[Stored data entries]
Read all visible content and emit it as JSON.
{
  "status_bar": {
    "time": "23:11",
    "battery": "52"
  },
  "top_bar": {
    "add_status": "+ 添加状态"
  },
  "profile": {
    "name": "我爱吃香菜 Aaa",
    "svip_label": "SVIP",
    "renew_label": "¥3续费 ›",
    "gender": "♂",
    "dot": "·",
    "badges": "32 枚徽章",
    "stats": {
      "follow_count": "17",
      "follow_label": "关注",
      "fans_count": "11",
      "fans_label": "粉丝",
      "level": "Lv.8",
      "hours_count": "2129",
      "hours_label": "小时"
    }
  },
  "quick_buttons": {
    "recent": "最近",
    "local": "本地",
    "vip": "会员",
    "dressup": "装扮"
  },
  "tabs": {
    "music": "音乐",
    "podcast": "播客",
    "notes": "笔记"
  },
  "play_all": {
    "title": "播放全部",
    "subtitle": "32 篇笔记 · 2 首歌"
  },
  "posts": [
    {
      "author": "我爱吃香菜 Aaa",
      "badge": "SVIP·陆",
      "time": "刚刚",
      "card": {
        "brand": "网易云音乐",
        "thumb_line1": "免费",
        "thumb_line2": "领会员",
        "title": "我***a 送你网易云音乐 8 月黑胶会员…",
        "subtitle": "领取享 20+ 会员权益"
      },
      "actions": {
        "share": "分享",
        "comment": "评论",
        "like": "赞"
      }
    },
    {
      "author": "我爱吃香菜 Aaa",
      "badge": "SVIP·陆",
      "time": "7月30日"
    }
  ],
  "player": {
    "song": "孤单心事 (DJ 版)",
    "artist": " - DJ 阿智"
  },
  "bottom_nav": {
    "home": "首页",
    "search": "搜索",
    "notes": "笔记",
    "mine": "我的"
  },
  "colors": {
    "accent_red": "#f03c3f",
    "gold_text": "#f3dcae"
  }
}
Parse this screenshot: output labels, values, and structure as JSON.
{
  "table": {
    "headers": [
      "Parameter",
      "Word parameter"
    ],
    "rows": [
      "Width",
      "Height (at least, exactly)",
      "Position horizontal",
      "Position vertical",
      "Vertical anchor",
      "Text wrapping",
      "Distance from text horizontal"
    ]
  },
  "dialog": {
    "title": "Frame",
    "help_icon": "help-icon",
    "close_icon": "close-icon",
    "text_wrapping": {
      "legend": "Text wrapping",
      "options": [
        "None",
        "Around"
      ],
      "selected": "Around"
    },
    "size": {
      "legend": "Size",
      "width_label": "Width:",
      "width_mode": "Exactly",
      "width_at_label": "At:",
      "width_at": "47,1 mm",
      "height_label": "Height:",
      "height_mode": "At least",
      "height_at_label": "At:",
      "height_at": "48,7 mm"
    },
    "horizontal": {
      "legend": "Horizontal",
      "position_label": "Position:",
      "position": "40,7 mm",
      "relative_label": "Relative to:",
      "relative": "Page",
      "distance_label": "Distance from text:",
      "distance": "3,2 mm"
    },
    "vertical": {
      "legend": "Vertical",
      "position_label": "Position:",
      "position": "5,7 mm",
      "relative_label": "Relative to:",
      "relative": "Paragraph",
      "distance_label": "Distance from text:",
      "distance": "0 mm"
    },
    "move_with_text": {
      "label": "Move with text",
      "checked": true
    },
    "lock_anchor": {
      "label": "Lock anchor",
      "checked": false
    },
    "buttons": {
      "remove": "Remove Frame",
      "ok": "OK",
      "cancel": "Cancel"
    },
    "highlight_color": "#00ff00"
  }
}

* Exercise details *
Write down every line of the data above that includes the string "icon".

* Written response *
    "help_icon": "help-icon",
    "close_icon": "close-icon",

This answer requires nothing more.